3 to about 10 messages over 2 or 3 days reporting on delivery errors.
It would be nicer if these went to someone else. Some of the messages
include as many as 20 or 30 names of list subscribers who were apparently
included in the same "outgoing batch" as the bounced mail.)
On PGP key verification: I understand that Branko hopes to get version
2.1 of PGP out in a week or so. One of the new features will be a
mode to display a MD5 hash of each PGP key to facilitate read-aloud
over the telephone. This should make it easier to phone-verify PGP
keys, so we can have more _good_ sigs.
On pseudonyms and reputations: Several people have suggested that it
would be easy to conjure up dozens of fake personalities who would
then vouch for each other, giving the illusion of a well-founded and
trusted pseudonym. This would be ideal for con men and cops.
This can be defeated by the use of the is-a-person credential, which
Chaum describes in a couple of his papers, including CACM Oct 1985.
This is a signed document given by an organization which makes you
come in and give your thumbprint. The document is "re-blinded" a la
Chaums' proposals for electronic cash, so that there can be no linkage
between your is-a-person document and your actual thumbprint. However,
the thumbprint makes it so you can't get more than one is-a-person
Now, when you go to apply for credit, and you say, here are signatures
from dozens of people that I've done business with in the past, and
I've paid them all off on time, the first thing the creditor is going
to ask is, who are all these people? Are they legit? Can you at
least show me is-a-person creds on them? You won't be able to. You
only have one is-a-person credential, and you can't make more.
Again, these credentials do _not_ hurt crypto anonymity. There is no

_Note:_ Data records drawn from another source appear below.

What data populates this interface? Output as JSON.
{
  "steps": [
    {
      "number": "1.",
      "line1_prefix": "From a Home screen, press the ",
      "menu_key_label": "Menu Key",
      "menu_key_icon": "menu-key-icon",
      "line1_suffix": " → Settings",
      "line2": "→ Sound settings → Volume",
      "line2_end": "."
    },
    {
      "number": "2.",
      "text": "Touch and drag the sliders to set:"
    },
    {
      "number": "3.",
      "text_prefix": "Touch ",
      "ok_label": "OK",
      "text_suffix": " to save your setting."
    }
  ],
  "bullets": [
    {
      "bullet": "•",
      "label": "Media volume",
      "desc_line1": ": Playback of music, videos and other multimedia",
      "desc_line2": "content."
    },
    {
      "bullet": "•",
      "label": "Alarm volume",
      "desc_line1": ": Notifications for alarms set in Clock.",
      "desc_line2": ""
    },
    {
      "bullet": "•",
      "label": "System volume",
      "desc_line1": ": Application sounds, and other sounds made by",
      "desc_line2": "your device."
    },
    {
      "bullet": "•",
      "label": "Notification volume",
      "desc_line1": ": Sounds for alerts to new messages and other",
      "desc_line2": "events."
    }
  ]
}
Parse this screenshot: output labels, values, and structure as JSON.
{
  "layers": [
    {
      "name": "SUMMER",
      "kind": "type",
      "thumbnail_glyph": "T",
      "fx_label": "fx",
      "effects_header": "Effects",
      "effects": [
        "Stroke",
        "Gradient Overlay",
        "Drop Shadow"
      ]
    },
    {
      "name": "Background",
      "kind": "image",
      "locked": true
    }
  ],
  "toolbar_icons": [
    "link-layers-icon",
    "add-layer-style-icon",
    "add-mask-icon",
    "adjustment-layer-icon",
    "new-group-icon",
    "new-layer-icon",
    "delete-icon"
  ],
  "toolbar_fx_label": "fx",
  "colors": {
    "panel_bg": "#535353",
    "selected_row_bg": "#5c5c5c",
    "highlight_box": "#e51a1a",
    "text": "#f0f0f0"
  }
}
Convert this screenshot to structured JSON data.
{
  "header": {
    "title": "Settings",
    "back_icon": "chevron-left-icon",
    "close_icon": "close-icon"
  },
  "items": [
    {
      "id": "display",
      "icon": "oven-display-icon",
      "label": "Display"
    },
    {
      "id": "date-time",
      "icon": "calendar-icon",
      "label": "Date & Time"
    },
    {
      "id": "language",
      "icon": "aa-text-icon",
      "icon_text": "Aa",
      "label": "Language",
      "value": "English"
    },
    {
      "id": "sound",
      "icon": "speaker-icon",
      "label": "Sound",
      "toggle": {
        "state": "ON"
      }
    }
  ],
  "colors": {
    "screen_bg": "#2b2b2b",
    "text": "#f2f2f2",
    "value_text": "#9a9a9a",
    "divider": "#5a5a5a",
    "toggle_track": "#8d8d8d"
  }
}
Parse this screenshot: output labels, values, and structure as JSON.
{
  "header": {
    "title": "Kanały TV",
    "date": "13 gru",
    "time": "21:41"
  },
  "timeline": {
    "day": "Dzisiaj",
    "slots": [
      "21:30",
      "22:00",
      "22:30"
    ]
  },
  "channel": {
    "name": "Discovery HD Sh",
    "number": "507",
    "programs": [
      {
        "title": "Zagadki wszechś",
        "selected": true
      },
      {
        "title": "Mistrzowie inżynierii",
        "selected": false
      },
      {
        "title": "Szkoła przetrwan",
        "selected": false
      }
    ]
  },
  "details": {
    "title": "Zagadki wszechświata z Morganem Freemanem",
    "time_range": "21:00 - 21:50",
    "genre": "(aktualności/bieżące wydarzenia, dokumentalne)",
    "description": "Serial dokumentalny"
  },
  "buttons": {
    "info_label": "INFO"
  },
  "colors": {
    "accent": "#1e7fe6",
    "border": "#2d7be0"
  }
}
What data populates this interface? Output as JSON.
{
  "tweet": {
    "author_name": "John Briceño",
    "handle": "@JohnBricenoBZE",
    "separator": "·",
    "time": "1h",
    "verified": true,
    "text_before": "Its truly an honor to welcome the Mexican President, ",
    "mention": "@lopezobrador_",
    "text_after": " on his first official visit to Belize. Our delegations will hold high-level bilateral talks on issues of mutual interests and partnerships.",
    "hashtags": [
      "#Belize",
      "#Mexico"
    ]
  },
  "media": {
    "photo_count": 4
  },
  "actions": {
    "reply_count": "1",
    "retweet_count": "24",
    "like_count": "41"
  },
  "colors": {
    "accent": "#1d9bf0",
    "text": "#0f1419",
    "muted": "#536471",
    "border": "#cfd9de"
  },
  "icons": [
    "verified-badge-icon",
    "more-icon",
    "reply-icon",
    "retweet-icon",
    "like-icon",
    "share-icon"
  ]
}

linkage between your credential and anything else about you.
On electronic banking: The interesting thing about electronic banking
is digital cash. The key feature of digital cash is anonymity of
payments. There is nothing subversive about this. Ordinary cash
has (nearly) this property. Are you being subversive when you buy
a newspaper without paying by check or credit card? Of course not.
The point is, we want to use digital payments so that we can transact
business over the net. But the more things get computerized, the more
possible forms of monitoring there are, by businesses as well as gov-
ernments. There's nothing immoral in trying to keep VISA from knowing
whom I like to do business with. Digital cash is designed to allow
the convenience of electronic shopping, while keeping the privacy of
ordinary cash payments. Conceptually, it's a simple idea.
Technically, what has to be done to turn an electronic banking proposal
such as Don Bellenger's into electronic cash is some way to make it
so that withdrawals can't be paired up with deposits. You also need,
of course, to prevent cheating such as spending the same piece of cash
twice. It's not trivial to meet these requirements. The Chaum proposal
I described is the simplest one that I know of that achieves this.
On remailers: I haven't yet succeeded in doing a doubly-encrypted
remailer test using Bill O'Hanlon's and mine. Once this works, I'll
post instructions on how to do this, and possibly a script or two to
make it easier. With two encrypted anonymous remailers, you can for
the first time send anonymous messages such that no one person can
know whom you are sending to. Bill and I would have to collude to find
out who sent a particular anonymous message. If more such remailers
can start operating, such collusion will become that much more difficult.
On John Draper: I just wanted to say publically that the famous
"Captain Crunch" was an inspiration to me when I was in college in the
1970's. Although I did not become a "phone phreak" or "cracker" he
represented to me the spirit of questioning authority and exploring
beyond the accepted bounds of the system. I have followed his career
to some extent over the years and I think he has more than paid for
any sins he may have committed in his youth. I for one am thrilled
to have the idol of my younger days on the list.